Martin Garrix broadens production depth yet again on ‘Love Runs Out’ with Sasha Sloan, G-Eazy
In an interview with Radio 538 this past July, Martin Garrix quietly spilled the news that in between AREA21’s album, the next release under his own name would be beside an “American rapper and female vocalist.” As soon as we relayed that information on Twitter,—thanks to The Martin Garrix Hub—a collective pursuit ensued to decipher the two names that could possibly fill in those blanks. It felt like it had all the makings to be another high-profile connection for the STMPD RCRDS boss, and it turned out to be just that, with Martin Garrix drawing the curtain back on the vocalist podium for Sasha Sloan—who just appeared on ILLENIUM’s Fallen Embers—and G-Eazy to deliver “Love Runs Out.”
“Love Runs Out” is lightyears removed from the first time that Garrix has found himself paired with one or two A-list singer-songwriters, lending itself to a king-sized feature resume that serves up the likes of Bebe Rexha, Dua Lipa, and Usher, as well as both U2 and Tove Lo in just 2021 alone. Right off the bat, it’s clear that both his AREA21 work with MAEJOR as well as the Patrick Stump and Macklemore-assisted hit “Summer Days” acted as hip-hop jumping-off points for Garrix, with “Love Runs Out” strolling through the doors as his first true descent (under the Garrix umbrella) towards the frontlines of hip-hop. Trading off between a first-class, heartsick hook from Sasha Sloan and G-Eazy’s free-flowing lyricism, before sliding into a more toned-down, future-bass center, “Love Runs Out” supports for the nth time the assertion that Garrix is by far and away one of the most dynamic producers in dance music and beyond.

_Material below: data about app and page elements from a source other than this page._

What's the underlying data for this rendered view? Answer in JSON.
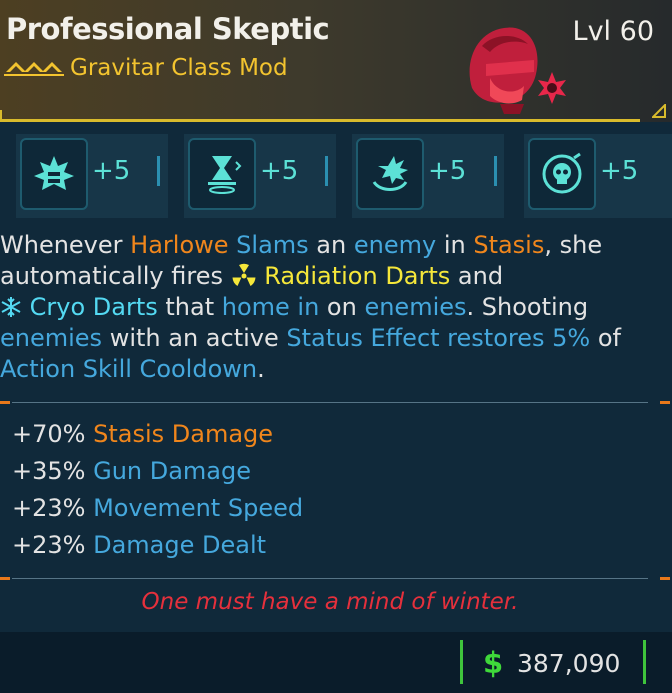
{
  "item": {
    "name": "Professional Skeptic",
    "type_label": "Gravitar Class Mod",
    "level": "Lvl 60"
  },
  "colors": {
    "rarity": "#f3c42f",
    "accent_blue": "#45a8dd",
    "accent_orange": "#f0861c",
    "radiation": "#f5e73a",
    "cryo": "#54d9f2",
    "flavor": "#e5303c",
    "currency": "#3fd93a"
  },
  "skills": [
    {
      "icon": "cluster-leaf-icon",
      "bonus": "+5"
    },
    {
      "icon": "hourglass-device-icon",
      "bonus": "+5"
    },
    {
      "icon": "impact-burst-icon",
      "bonus": "+5"
    },
    {
      "icon": "skull-target-icon",
      "bonus": "+5"
    }
  ],
  "description": {
    "l1": [
      "Whenever ",
      "Harlowe",
      " ",
      "Slams",
      " an ",
      "enemy",
      " in ",
      "Stasis",
      ", she"
    ],
    "l2": [
      "automatically fires ",
      "Radiation Darts",
      " and"
    ],
    "l3": [
      "Cryo Darts",
      " that ",
      "home in",
      " on ",
      "enemies",
      ". Shooting"
    ],
    "l4": [
      "enemies",
      " with an active ",
      "Status Effect restores 5%",
      " of"
    ],
    "l5": [
      "Action Skill Cooldown",
      "."
    ]
  },
  "stats": [
    {
      "value": "+70%",
      "name": "Stasis Damage"
    },
    {
      "value": "+35%",
      "name": "Gun Damage"
    },
    {
      "value": "+23%",
      "name": "Movement Speed"
    },
    {
      "value": "+23%",
      "name": "Damage Dealt"
    }
  ],
  "flavor_text": "One must have a mind of winter.",
  "price": {
    "currency_symbol": "$",
    "amount": "387,090"
  }
}
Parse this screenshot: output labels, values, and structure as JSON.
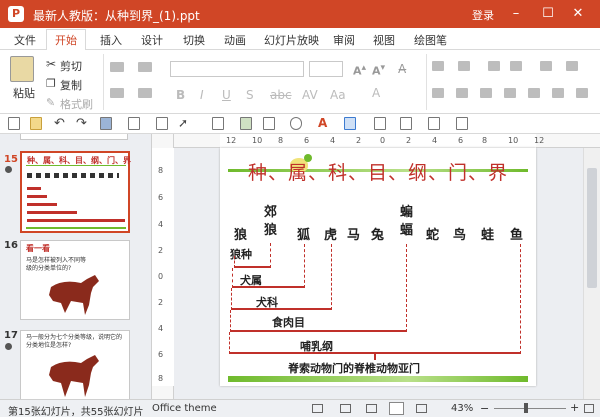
{
  "window": {
    "title": "最新人教版：从种到界_(1).ppt",
    "login": "登录",
    "app_logo": "P"
  },
  "tabs": [
    {
      "label": "文件"
    },
    {
      "label": "开始"
    },
    {
      "label": "插入"
    },
    {
      "label": "设计"
    },
    {
      "label": "切换"
    },
    {
      "label": "动画"
    },
    {
      "label": "幻灯片放映"
    },
    {
      "label": "审阅"
    },
    {
      "label": "视图"
    },
    {
      "label": "绘图笔"
    }
  ],
  "ribbon": {
    "paste": "粘贴",
    "cut": "剪切",
    "copy": "复制",
    "format_painter": "格式刷"
  },
  "slides": [
    {
      "number": "15",
      "title": "种、属、科、目、纲、门、界"
    },
    {
      "number": "16",
      "title": "看一看",
      "text": "马是怎样被列入不同等级的分类单位的?"
    },
    {
      "number": "17",
      "text": "马一般分为七个分类等级，说明它的分类地位是怎样?"
    }
  ],
  "main_slide": {
    "title": "种、属、科、目、纲、门、界",
    "animals": [
      {
        "name": "狼"
      },
      {
        "name": "郊狼"
      },
      {
        "name": "狐"
      },
      {
        "name": "虎"
      },
      {
        "name": "马"
      },
      {
        "name": "兔"
      },
      {
        "name": "蝙蝠"
      },
      {
        "name": "蛇"
      },
      {
        "name": "鸟"
      },
      {
        "name": "蛙"
      },
      {
        "name": "鱼"
      }
    ],
    "levels": {
      "species": "狼种",
      "genus": "犬属",
      "family": "犬科",
      "order": "食肉目",
      "class": "哺乳纲",
      "phylum": "脊索动物门的脊椎动物亚门"
    }
  },
  "hruler_ticks": [
    "12",
    "10",
    "8",
    "6",
    "4",
    "2",
    "0",
    "2",
    "4",
    "6",
    "8",
    "10",
    "12"
  ],
  "vruler_ticks": [
    "8",
    "6",
    "4",
    "2",
    "0",
    "2",
    "4",
    "6",
    "8"
  ],
  "status": {
    "slide_info": "第15张幻灯片，共55张幻灯片",
    "theme": "Office theme",
    "zoom": "43%"
  },
  "colors": {
    "accent": "#d04626",
    "slide_red": "#c0302a",
    "slide_green": "#6fba2c"
  }
}
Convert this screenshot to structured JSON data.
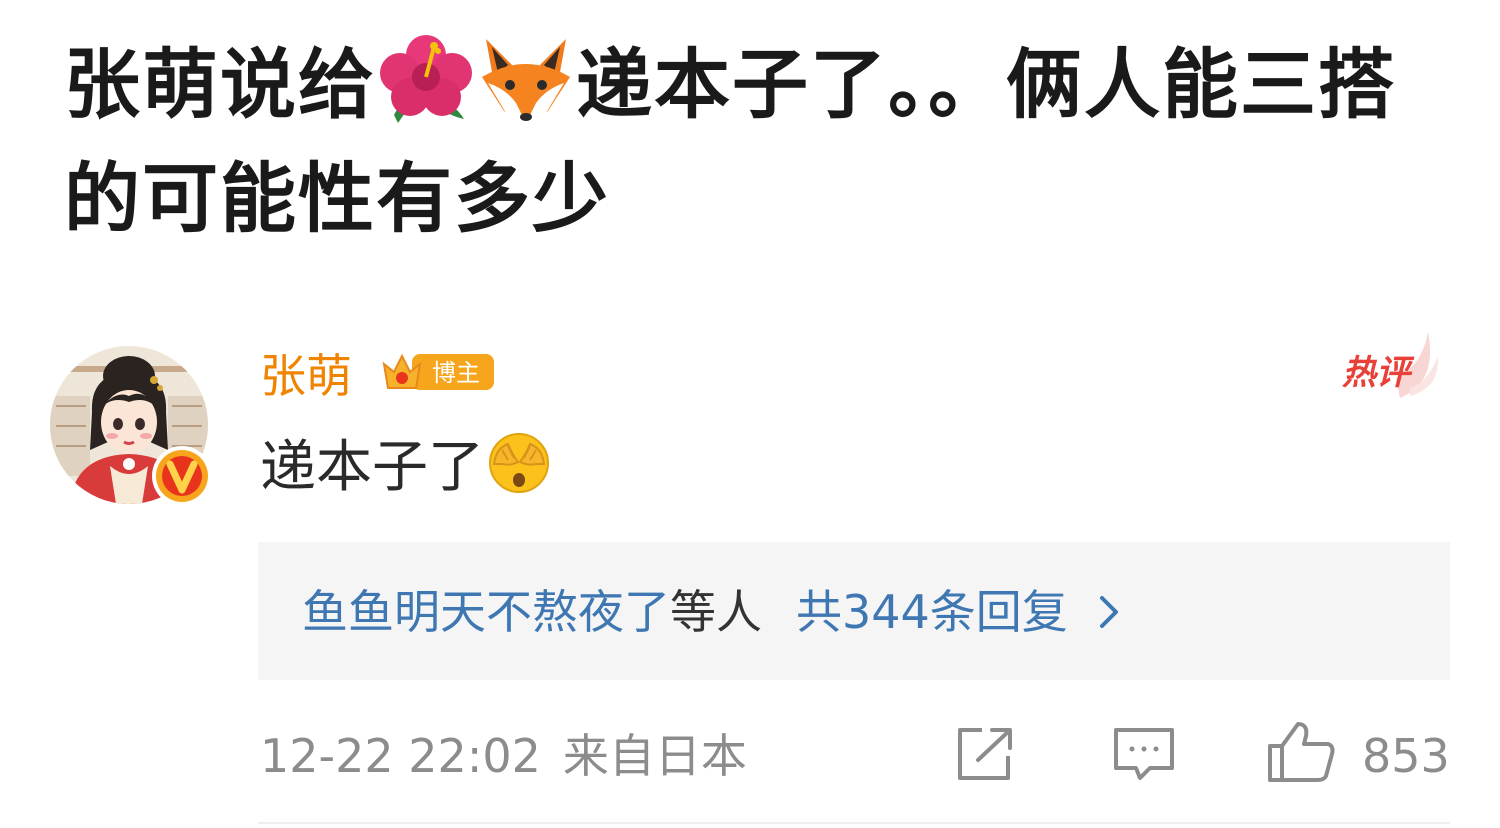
{
  "post": {
    "title_part1": "张萌说给",
    "title_part2": "递本子了。。俩人能三搭的可能性有多少",
    "title_emojis": [
      "hibiscus-icon",
      "fox-icon"
    ]
  },
  "comment": {
    "username": "张萌",
    "blogger_badge": "博主",
    "hot_badge": "热评",
    "text": "递本子了",
    "text_emoji": "face-covering-eyes-icon",
    "reply_names": "鱼鱼明天不熬夜了",
    "reply_suffix": "等人",
    "reply_count_text": "共344条回复",
    "time": "12-22 22:02",
    "source": "来自日本",
    "like_count": "853"
  },
  "colors": {
    "username": "#f08300",
    "link_blue": "#3e77b2",
    "hot_red": "#e8413a",
    "muted": "#8c8c8c"
  }
}
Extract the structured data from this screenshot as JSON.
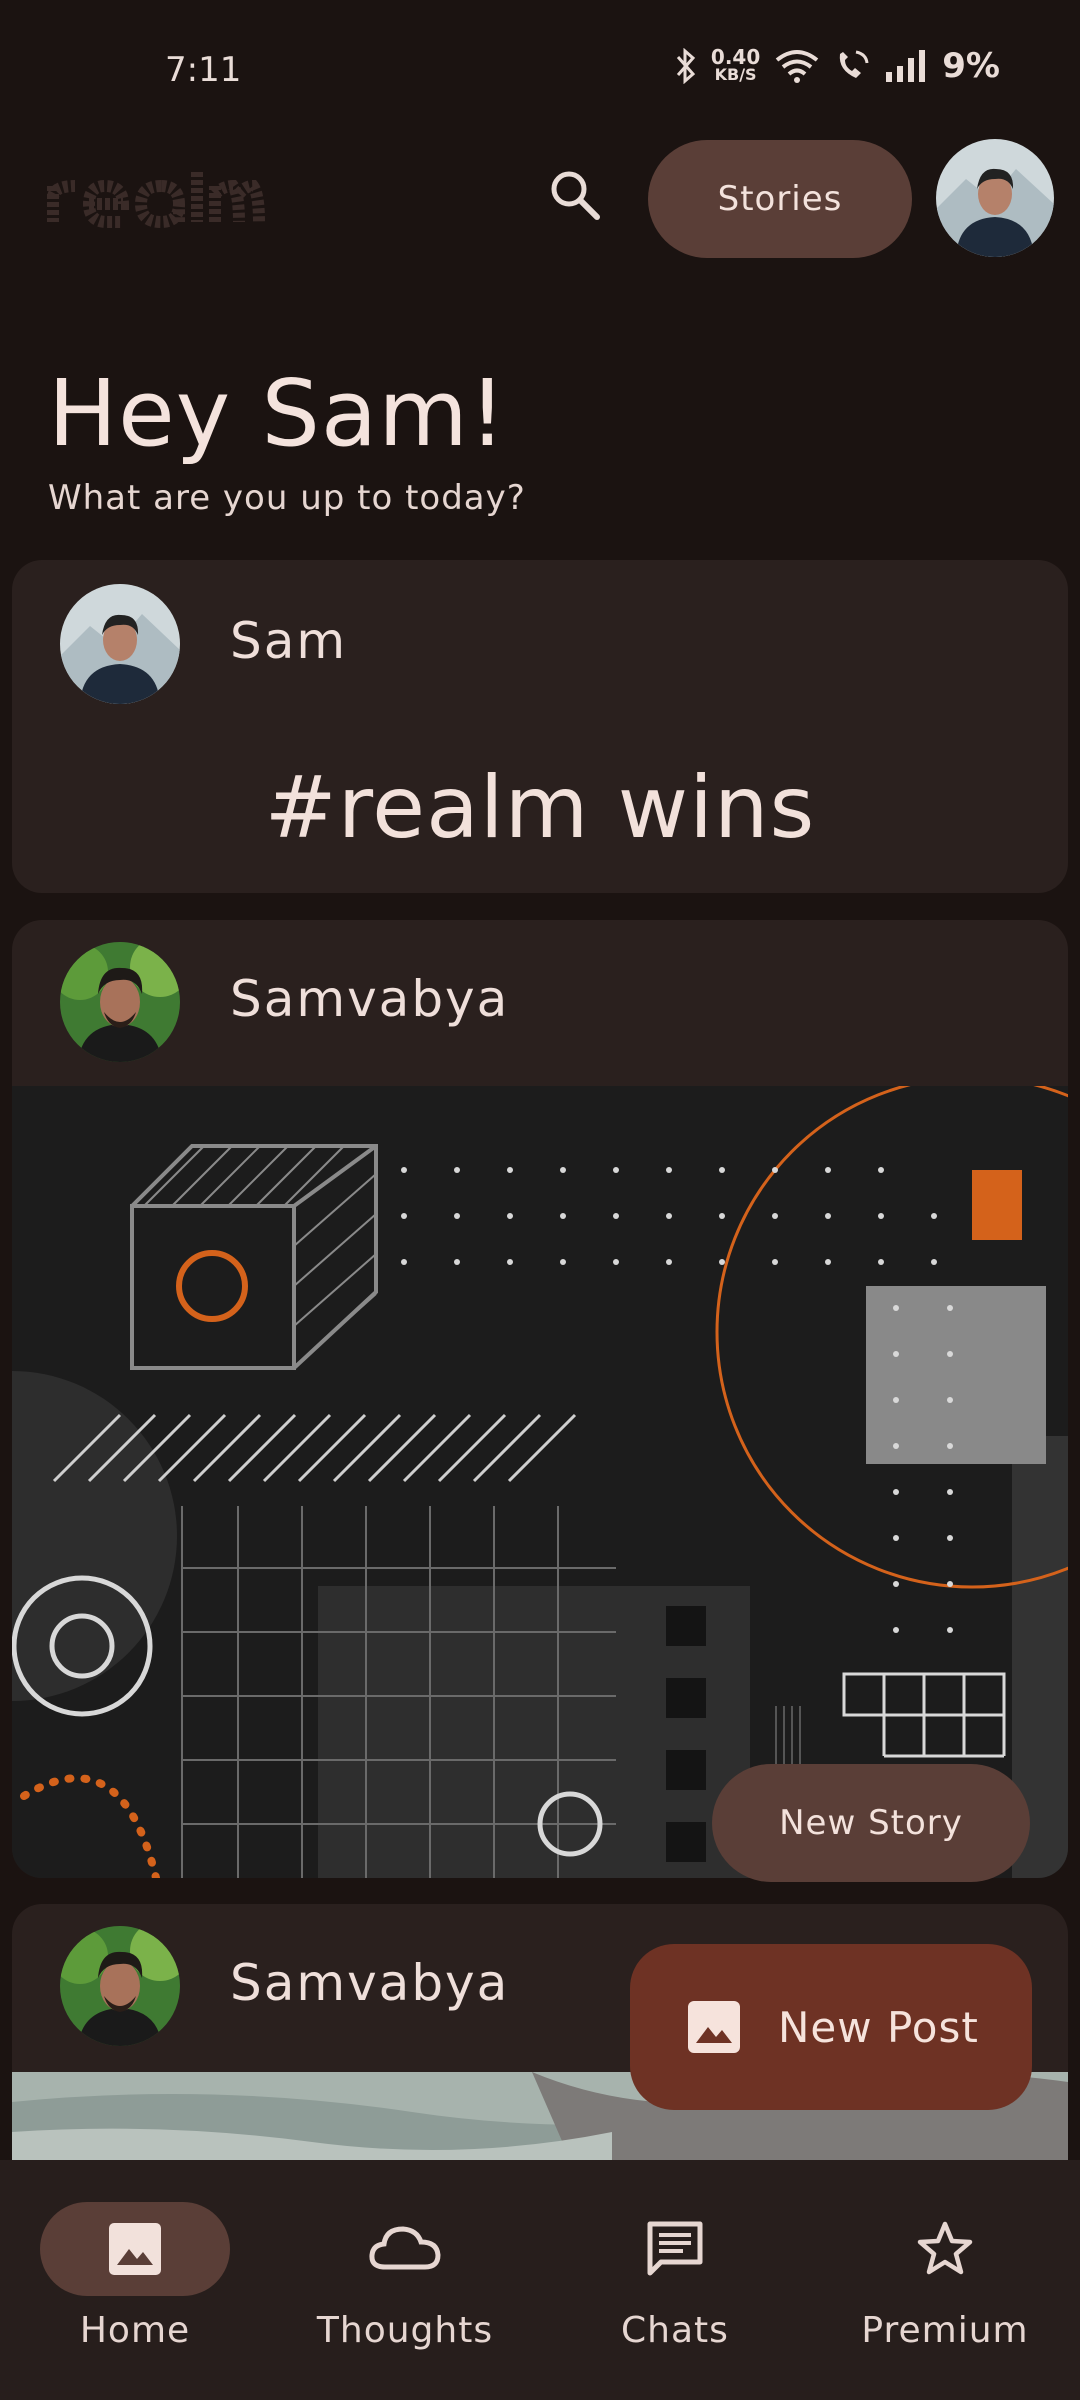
{
  "status": {
    "time": "7:11",
    "net_speed_value": "0.40",
    "net_speed_unit": "KB/S",
    "battery": "9%"
  },
  "header": {
    "logo_text": "realm",
    "stories_label": "Stories"
  },
  "greeting": {
    "title": "Hey Sam!",
    "subtitle": "What are you up to today?"
  },
  "posts": [
    {
      "author": "Sam",
      "text": "#realm wins"
    },
    {
      "author": "Samvabya"
    },
    {
      "author": "Samvabya"
    }
  ],
  "actions": {
    "new_story": "New Story",
    "new_post": "New Post"
  },
  "nav": [
    {
      "label": "Home",
      "icon": "image-icon",
      "active": true
    },
    {
      "label": "Thoughts",
      "icon": "cloud-icon",
      "active": false
    },
    {
      "label": "Chats",
      "icon": "chat-icon",
      "active": false
    },
    {
      "label": "Premium",
      "icon": "star-icon",
      "active": false
    }
  ],
  "colors": {
    "background": "#1b1311",
    "card": "#2a201e",
    "accent_pill": "#5a3e37",
    "fab": "#6e3224",
    "orange": "#d4621b"
  }
}
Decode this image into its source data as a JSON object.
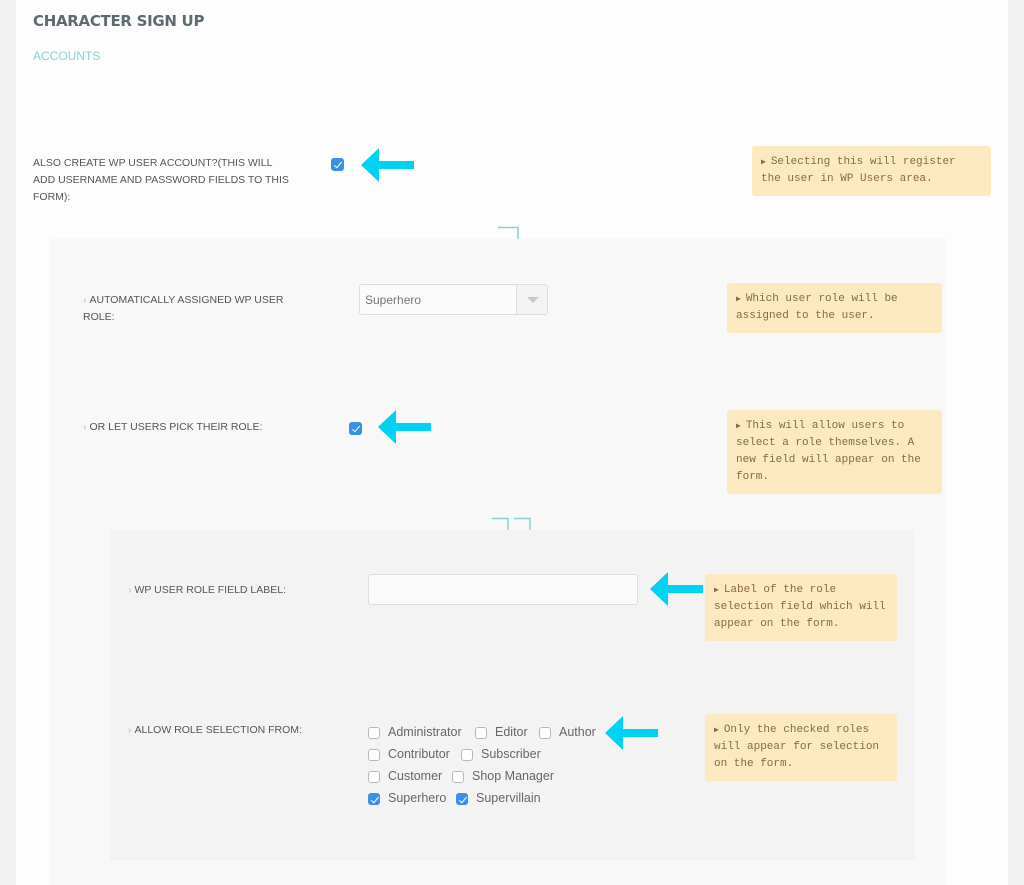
{
  "header": {
    "title": "CHARACTER SIGN UP",
    "section": "ACCOUNTS"
  },
  "colors": {
    "accent": "#8ccfd1",
    "arrow": "#00d2f2",
    "tip_bg": "#fde9bf",
    "tip_text": "#8a6a3e",
    "checkbox": "#3c8fe6"
  },
  "fields": {
    "create_wp_user": {
      "label": "ALSO CREATE WP USER ACCOUNT?(THIS WILL ADD USERNAME AND PASSWORD FIELDS TO THIS FORM):",
      "checked": true,
      "tip": "Selecting this will register the user in WP Users area."
    },
    "auto_role": {
      "label": "AUTOMATICALLY ASSIGNED WP USER ROLE:",
      "value": "Superhero",
      "tip": "Which user role will be assigned to the user."
    },
    "let_pick": {
      "label": "OR LET USERS PICK THEIR ROLE:",
      "checked": true,
      "tip": "This will allow users to select a role themselves. A new field will appear on the form."
    },
    "role_field_label": {
      "label": "WP USER ROLE FIELD LABEL:",
      "value": "",
      "placeholder": "",
      "tip": "Label of the role selection field which will appear on the form."
    },
    "allow_roles": {
      "label": "ALLOW ROLE SELECTION FROM:",
      "tip": "Only the checked roles will appear for selection on the form.",
      "roles": [
        {
          "name": "Administrator",
          "checked": false
        },
        {
          "name": "Editor",
          "checked": false
        },
        {
          "name": "Author",
          "checked": false
        },
        {
          "name": "Contributor",
          "checked": false
        },
        {
          "name": "Subscriber",
          "checked": false
        },
        {
          "name": "Customer",
          "checked": false
        },
        {
          "name": "Shop Manager",
          "checked": false
        },
        {
          "name": "Superhero",
          "checked": true
        },
        {
          "name": "Supervillain",
          "checked": true
        }
      ]
    }
  },
  "icons": {
    "chevron": "›",
    "tip_marker": "▶",
    "arrow": "left-arrow-icon",
    "connector": "down-arrow-connector-icon"
  }
}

With a STMPD RCRDS stage takeover slotted for Creamfields at the end of August, a mountain of Garrix’s “festival music” will begin to pop its head up, with the label head confirming in that same Dutch interview that he’d still been working on releases more geared towards the live setting, but that he wanted to wait until his touring regimen had resumed first.
Featured image: Louis van Baar